> Action item
For the data that follows, report how many lines include the string "title", and write the number alone.

------------------------------------------------------------------------

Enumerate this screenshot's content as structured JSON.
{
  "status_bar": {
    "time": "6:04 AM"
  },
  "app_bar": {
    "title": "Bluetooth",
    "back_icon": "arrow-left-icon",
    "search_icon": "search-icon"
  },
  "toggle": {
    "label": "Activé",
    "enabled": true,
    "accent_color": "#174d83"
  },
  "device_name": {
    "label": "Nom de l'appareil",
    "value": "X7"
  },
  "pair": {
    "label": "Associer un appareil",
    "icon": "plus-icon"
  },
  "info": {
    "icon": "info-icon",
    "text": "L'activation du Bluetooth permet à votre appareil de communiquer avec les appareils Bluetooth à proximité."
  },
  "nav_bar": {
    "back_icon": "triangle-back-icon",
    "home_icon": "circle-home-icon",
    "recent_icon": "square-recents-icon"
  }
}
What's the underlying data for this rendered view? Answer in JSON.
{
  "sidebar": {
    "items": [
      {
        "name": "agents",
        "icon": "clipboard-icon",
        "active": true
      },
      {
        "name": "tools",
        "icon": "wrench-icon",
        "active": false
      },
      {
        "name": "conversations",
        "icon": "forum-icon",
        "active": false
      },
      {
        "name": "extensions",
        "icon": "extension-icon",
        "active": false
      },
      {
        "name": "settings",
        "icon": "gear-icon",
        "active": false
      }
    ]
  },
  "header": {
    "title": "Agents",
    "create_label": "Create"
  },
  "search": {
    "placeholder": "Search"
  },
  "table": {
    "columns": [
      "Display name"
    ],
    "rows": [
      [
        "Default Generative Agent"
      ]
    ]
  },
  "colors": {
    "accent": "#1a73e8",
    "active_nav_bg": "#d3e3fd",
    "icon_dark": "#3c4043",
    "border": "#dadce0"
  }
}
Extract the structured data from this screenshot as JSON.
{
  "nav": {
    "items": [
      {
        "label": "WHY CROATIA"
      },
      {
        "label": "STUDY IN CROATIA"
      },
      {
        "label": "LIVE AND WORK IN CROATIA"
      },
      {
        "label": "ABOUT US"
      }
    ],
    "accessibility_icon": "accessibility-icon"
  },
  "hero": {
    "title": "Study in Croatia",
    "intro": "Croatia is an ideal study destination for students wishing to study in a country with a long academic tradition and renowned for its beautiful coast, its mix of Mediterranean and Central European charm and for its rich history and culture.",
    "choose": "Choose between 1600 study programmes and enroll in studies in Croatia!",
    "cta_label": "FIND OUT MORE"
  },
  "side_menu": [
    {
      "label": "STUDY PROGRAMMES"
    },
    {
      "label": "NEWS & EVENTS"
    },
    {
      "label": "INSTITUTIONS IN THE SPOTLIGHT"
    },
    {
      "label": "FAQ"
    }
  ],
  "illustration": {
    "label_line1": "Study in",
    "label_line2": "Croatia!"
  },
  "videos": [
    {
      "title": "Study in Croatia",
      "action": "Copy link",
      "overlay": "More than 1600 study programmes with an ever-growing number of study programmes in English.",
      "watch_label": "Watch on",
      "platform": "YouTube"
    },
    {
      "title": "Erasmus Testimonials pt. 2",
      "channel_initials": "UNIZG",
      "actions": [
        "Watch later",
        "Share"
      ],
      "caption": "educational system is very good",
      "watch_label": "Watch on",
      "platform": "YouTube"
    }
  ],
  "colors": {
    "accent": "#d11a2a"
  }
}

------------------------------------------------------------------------

> Solution for this exercise
5